“Questions, which the defence counsel was not supposed to put to the prosecution witnesses were put without realising or understanding the legal implications of the answers to such questions, more particularly, when they were not necessary. The defence counsel remained oblivious of the position of law that suggestions made to the witnesses by the defence the answers to those are binding to the accused.”
The Court observed that any defence counsel with a reasonable standing at the Bar is expected to know that cross-examination is not the only method of discrediting a witness. If the oral testimony of certain witnesses is contrary to the proved facts and if their testimony is on the face of it unacceptable, their evidence might well be discarded on that ground alone.
Hence, it was observed that while it is the duty of the State to ensure a fair defence to an accused, it is should not be done for namesake. It has to be the provision of a counsel who defends the accused diligently to the best of his abilities.
“While the quality of the defence or the caliber of the counsel would not militate against the guarantee to a fair trial sanctioned by Articles 21 and 22 resply of the Constitution, a threshold level of competence and due diligence in the discharge of his duties as a defence counsel would certainly be the constitutional guaranteed expectation. The presence of counsel on record means effective, genuine and faithful presence and not a mere farcical, sham or a virtual presence that is illusory, if not fraudulent.”

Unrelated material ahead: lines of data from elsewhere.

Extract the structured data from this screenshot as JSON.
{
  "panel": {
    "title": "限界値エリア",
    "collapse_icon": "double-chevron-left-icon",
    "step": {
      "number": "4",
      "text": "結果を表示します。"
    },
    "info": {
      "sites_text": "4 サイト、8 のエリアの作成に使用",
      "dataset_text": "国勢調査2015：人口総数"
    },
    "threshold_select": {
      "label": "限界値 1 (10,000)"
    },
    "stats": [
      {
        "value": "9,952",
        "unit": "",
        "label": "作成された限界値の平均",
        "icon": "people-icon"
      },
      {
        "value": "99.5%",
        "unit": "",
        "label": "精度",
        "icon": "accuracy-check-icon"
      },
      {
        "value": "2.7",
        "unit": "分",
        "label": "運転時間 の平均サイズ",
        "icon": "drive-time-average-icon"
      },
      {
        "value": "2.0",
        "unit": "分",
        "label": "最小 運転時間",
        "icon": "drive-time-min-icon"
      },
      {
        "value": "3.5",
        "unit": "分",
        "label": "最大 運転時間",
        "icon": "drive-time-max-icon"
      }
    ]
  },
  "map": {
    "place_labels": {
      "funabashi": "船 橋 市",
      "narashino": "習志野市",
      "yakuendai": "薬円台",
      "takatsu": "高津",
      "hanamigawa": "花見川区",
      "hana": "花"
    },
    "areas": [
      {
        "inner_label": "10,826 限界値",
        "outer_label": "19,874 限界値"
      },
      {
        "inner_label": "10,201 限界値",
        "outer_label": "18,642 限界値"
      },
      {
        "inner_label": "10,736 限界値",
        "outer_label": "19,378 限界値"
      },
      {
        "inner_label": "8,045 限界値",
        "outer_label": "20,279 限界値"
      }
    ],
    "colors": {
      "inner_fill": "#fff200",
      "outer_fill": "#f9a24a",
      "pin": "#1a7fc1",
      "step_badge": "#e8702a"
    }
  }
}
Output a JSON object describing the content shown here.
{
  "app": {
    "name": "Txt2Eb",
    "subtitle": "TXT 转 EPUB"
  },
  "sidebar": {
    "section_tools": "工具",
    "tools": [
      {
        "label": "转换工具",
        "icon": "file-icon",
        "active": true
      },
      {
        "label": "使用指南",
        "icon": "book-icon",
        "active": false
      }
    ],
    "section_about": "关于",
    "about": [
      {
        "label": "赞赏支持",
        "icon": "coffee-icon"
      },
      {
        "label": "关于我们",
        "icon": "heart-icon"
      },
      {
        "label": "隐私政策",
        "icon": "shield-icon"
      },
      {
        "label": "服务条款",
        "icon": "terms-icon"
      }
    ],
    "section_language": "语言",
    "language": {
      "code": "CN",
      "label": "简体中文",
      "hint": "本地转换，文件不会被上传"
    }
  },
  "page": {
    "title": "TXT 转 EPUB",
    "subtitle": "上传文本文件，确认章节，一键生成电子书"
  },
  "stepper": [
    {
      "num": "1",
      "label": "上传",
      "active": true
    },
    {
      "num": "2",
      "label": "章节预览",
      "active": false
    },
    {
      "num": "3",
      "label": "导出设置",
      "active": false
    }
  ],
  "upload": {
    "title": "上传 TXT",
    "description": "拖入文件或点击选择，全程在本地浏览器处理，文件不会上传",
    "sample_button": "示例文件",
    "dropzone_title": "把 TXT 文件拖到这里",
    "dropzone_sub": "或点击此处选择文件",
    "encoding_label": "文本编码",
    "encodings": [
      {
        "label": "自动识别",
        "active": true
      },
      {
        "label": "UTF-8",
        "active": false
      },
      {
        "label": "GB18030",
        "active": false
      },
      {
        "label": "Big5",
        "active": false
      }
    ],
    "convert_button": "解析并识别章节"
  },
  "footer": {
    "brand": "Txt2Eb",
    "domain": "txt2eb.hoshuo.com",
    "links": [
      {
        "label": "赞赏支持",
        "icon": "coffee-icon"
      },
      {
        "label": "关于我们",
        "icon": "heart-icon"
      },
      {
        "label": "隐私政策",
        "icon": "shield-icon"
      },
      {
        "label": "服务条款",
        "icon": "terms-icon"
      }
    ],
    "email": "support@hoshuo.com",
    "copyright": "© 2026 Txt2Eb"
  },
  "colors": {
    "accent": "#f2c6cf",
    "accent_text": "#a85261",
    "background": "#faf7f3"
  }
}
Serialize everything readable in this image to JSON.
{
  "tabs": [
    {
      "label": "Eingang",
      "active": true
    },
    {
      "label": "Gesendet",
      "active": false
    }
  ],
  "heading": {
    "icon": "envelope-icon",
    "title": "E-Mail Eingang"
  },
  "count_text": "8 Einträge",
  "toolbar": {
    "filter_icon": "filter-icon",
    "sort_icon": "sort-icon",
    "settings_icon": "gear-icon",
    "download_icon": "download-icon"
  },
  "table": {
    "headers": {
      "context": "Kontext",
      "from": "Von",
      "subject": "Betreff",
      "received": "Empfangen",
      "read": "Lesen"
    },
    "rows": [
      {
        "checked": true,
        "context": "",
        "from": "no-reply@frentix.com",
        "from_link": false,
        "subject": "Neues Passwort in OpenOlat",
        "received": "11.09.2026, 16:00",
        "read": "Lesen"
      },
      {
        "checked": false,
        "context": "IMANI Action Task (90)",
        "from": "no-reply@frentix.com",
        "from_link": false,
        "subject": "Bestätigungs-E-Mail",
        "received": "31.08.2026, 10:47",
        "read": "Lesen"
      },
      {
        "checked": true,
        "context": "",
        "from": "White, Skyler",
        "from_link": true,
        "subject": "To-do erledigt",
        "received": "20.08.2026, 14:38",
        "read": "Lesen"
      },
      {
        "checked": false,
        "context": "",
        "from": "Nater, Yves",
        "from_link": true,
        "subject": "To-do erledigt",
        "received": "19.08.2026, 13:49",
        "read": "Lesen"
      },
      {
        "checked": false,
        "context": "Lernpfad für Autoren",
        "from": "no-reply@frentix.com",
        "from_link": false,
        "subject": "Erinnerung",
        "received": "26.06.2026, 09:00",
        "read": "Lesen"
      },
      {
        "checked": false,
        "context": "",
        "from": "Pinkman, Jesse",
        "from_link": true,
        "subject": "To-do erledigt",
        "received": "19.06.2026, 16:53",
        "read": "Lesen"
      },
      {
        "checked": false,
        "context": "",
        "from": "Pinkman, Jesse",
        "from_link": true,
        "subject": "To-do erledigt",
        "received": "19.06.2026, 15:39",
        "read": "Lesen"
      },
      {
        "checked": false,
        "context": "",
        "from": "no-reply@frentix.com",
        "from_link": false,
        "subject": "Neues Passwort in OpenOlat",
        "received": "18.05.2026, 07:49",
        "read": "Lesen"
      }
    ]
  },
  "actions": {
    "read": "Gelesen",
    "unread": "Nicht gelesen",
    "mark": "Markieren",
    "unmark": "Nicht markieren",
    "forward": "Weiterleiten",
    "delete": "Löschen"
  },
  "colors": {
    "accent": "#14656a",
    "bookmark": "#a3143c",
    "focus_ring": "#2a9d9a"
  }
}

Therefore, particular attention should be paid to appoint competent advocates, equal to handling the complex cases, not patronising gestures to raw entrants to the Bar. Sufficient time and complete papers should also be made available to the advocate chosen so that he may serve the cause of justice with all the ability at his command, and the accused also may feel confident that his counsel chosen by the court has had adequate time and material to defend him properly.
Hence, urging the District and Sessions Judges across the country conducting sessions trials, to appoint experienced lawyers in serious cases, the Court suggested that the senior advocate practising in the trial court shall be requested to conduct the case himself or herself on behalf of the undefended accused or at least provide good guidance to the advocate who is appointed as amicus curiae or an advocate from the legal aid panel to defend the case of the accused persons. Then only the effective and meaningful legal aid would be said to have been provided to the accused.
[Ramanand v. State of Uttar Pradesh, 2022 SCC OnLine SC 1396, decided on 13.10.2022]
*Judgment by: Justice JB Pardiwala
For accused: Senior Advocate S. Niranjan Reddy
For State: Advocate Adarsh Upadhyay